November 22, 2000
Education Week, Vol. 20, Issue 12
Federal Wis. District Learning Its Own Lesson About Recounts
While the Democratic and Republican candidates for president wrangled over vote- counting procedures in Florida last week, public school leaders in faraway La Farge, Wis., were experiencing firsthand the havoc wreaked by premature calls, missing ballots, and hand recounts.
Social Studies Election Called 'A Great Civics Lesson'
While the election dispute has stirred tempers and evoked concern in some quarters, civics and social studies teachers say it has been the instructional equivalent of Regis Philbin handing them $1 million. Includes: "Wis. District Learning Its Own Lesson About Recounts."
Federal With Election in Doubt, Transition Must Wait
The presidency wasn't the only federal position still up in the air last week because of the ballot-counting dispute in Florida. About 150 appointments in the Department of Education were on hold as well. Includes the table, "Awaiting Confirmation."
States Nevada Suit Challenges Proposed Business Tax for Schools
A coalition of Nevada businesses is asking a state judge to block a proposed 4 percent tax on companies' profits that would raise an estimated $250 million a year to benefit public schools. The plan is an unconstitutional "back door" income tax, the group argues.
Professional Development Principals Need Training in Guiding Learning, Report Says
Principals need training that focuses on instructional issues, rather than management, if they are to direct successful schools, a report to be released this week argues.
Special Education Spec. Ed. Testing Waivers In Texas Questioned
Schools in Texas that moved up the most in their state accountability ratings last year also tended to excuse a higher percentage of special education students from taking the high-stakes state test than other schools, according to a study from the University of Texas at Austin.
Accountability Wash. State Panel Recommends Tougher Accountability

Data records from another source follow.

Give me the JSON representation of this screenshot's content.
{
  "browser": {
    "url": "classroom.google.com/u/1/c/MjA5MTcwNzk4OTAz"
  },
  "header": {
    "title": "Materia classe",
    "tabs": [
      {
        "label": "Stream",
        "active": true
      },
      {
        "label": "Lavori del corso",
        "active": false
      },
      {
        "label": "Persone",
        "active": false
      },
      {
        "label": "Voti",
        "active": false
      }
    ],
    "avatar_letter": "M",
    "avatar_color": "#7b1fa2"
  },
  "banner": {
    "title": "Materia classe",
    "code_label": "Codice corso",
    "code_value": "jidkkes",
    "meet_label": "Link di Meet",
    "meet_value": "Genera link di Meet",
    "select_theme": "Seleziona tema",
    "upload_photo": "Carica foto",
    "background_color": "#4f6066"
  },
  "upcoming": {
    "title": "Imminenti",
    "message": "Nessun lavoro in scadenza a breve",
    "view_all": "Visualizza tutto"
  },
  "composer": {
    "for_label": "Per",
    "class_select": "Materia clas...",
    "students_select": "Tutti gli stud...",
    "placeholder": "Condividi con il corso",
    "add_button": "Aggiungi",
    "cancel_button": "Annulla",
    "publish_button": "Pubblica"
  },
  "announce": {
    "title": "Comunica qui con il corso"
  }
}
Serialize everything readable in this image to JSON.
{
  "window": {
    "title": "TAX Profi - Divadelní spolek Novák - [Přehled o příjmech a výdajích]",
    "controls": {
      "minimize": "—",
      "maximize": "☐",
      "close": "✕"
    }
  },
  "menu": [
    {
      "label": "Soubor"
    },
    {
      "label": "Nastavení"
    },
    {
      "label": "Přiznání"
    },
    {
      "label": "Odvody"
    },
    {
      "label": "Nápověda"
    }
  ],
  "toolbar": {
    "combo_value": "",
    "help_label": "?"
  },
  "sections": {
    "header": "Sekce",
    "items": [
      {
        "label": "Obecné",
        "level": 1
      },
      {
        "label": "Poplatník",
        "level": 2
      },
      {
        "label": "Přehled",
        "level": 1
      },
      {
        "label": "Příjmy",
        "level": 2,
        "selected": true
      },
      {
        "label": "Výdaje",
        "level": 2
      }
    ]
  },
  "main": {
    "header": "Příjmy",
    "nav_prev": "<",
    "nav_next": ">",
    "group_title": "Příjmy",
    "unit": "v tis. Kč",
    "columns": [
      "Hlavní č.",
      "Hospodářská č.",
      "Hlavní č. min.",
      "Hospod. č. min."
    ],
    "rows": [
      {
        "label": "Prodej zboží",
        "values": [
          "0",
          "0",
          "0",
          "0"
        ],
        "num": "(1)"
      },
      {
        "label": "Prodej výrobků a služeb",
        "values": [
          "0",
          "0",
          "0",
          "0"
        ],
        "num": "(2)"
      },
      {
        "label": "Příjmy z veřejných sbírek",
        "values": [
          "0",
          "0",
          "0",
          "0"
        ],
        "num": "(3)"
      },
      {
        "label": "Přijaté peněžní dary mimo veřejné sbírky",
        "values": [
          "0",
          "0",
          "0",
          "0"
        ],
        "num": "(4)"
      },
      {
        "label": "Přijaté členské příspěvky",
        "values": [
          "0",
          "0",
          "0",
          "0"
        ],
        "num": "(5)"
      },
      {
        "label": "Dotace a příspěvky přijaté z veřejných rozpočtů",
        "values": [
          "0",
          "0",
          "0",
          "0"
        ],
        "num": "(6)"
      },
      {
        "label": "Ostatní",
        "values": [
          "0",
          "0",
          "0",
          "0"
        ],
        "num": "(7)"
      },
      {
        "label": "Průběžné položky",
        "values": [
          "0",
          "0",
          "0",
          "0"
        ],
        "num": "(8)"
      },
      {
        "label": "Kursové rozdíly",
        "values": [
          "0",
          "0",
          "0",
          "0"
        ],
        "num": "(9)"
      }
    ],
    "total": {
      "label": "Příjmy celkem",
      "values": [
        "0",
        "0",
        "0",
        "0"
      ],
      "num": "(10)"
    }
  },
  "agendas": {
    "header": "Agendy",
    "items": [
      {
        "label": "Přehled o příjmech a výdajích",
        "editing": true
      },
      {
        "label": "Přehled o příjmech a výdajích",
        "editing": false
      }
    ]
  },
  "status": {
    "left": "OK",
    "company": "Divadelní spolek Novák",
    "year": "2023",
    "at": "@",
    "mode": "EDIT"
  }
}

School districts in Washington that show consistently poor performance should be subject to state takeover, monetary penalties, or other consequences, a state panel has concluded.